If you do want to catch public transport, a trip from one side of town to the other will be less than a dollar (and a new integrated transport card named MyRapid is being introduced).
Pampering, too, comes cheap, with a foot massage costing about $10 and a manicure slightly less.
There are plenty of choices along bustling Bukit Bintang, with Reborn offering good packages.
If you want to stay in touch, there is free wi-fi everywhere. Log in if you are near a Starbucks or McDonald's.
As for AirAsiaX, it's your typical low-budget carrier.
Baggage and hand baggage limits were rigorously enforced in Sydney, but not in Kuala Lumpur.
You pay extra for everything (you can pre-book meals, pillows/blankets etc) and the service trolley visits regularly with a range of reasonably priced snacks and drinks offerings.
The seats are a little cramped, but no more so than Jetstar, and your fellow flyers are not your travel-savvy Qantas crowd.
There was the woman wandering down the aisle as we taxied, the bloke who refused to use a seatbelt and others who kept pressing the service button every few minutes.
The staff are charming, however, and considering what you pay you are getting a bargain.
AirAsiaX operates daily flights from Sydney Airport to Kuala Lumpur Low Cost Carrier Terminal (LCCT). Fares start from $199 economy one way and from $509 premium, airasia.com.

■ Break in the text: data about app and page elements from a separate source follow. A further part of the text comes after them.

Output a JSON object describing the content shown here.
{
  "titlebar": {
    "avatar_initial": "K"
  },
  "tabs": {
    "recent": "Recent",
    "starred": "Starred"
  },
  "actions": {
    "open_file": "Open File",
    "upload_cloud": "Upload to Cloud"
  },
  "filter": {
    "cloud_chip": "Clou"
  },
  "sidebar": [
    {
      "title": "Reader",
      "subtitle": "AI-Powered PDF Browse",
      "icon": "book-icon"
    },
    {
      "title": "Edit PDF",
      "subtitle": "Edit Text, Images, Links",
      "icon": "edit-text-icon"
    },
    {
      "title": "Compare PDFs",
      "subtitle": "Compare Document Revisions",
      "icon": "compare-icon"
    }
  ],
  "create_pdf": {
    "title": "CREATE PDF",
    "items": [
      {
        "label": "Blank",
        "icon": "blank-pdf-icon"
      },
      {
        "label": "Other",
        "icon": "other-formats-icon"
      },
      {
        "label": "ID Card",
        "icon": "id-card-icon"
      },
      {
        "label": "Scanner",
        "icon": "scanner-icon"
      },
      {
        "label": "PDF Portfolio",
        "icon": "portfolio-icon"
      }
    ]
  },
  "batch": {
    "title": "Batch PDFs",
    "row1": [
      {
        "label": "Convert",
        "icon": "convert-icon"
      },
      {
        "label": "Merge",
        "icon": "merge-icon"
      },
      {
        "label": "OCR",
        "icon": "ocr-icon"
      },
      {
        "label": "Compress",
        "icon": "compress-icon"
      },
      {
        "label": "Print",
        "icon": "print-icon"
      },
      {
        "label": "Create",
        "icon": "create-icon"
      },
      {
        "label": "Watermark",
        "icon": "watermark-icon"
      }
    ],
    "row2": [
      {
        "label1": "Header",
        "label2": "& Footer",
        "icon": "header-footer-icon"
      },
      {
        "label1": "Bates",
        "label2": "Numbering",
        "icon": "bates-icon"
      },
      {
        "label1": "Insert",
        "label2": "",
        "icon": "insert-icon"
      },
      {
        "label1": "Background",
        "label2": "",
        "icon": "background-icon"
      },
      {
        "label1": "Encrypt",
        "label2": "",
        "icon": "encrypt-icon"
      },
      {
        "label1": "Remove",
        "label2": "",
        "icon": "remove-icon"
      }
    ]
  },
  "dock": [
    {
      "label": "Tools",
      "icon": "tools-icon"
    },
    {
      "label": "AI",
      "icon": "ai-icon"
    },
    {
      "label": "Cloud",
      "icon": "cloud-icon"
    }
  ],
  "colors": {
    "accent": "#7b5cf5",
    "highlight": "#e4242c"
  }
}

Tune Hotels, tunehotels.com.
The writer travelled with assistance from AirAsiaX and Tune Hotels.